IT lawyer Craig Horrocks believes Telecom must prove users are making data calls rather than voice to be able to charge 2 cents a minute.
Telecom plans to charge 2 cents a minute for ISP users who don't dial its new 0867 numbers.
"If you say: 'I dialled that modem for a voice purpose, you prove I used it for data', then it's not enough for Telecom to say: 'You called an ISP number therefore it's a data call'," says Horrocks, who is a Computer-world contributor.
He believes if Telecom is able to prove you are using the connection for data traffic instead of voice it would be invading your privacy and would be in breach of the Privacy Act.
"At the moment, [Telecom] can tell that you've made a connection with a particular subscriber but they don't know what you're talking about." Horrocks says to prove you are using the call for data and not voice, Telecom will have to know whether you are downloading data.
Telecom spokesman Glen Sowry says Telecom cannot do that.
"We have absolutely no visibility of where a customer goes on the Internet. It would be logistically impossible to monitor whether a call is voice or data."
Telecom decides whether a call is voice or data at the earliest stage: "It's based on the number dialled."
Sowry can't understand why anyone would call a modem and listen to the noise. "We hope common sense would prevail." Horrocks says that isn't enough.
"If they prove you made a data call then they can charge you but they've breached your privacy.
"If they can't prove you've made a data call they can't charge you and you can carry on using the old dial up number for free."
"If [customers] didn't have to pay the two cents per minute, we wouldn't be doing anything at all," says Hamilton-based ISP The Wave's managing director, Wayne Attwell.

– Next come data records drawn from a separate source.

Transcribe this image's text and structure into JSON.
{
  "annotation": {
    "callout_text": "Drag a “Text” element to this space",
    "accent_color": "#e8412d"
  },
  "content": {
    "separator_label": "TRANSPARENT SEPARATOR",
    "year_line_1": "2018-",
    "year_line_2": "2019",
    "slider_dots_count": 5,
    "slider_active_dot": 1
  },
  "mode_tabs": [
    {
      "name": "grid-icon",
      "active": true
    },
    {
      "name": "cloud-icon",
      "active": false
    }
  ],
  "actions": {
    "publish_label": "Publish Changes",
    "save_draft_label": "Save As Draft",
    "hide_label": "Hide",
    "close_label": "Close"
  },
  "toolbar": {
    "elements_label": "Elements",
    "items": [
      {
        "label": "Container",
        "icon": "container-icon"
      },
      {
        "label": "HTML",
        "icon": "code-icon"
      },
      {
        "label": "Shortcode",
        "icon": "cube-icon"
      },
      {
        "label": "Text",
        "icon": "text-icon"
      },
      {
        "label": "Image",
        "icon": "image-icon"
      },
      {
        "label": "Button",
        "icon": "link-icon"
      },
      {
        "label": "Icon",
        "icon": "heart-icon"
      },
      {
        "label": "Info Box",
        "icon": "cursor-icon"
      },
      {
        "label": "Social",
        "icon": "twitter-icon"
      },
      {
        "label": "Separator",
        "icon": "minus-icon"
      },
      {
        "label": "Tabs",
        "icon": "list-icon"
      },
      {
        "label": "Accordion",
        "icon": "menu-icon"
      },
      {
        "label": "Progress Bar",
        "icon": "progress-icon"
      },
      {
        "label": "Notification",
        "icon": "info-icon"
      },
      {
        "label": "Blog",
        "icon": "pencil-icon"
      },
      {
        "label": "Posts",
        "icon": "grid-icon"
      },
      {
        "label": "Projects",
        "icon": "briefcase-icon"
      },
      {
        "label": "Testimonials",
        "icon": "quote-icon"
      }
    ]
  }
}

He would rather stay on the existing payment structure and says the only reason he's shifting to 0867 is because of the surcharge.
A Clear communications spokesman Ross Inglis says: "It's a question that hasn't been adequately answered and Internet users are entitled to an answer."
"That's a very interesting suggestion and we'll be very interested to see how it progresses," says Internet Society executive director, Sue Leader.
The Privacy Commissioner says he does not investigate hypothetical situations.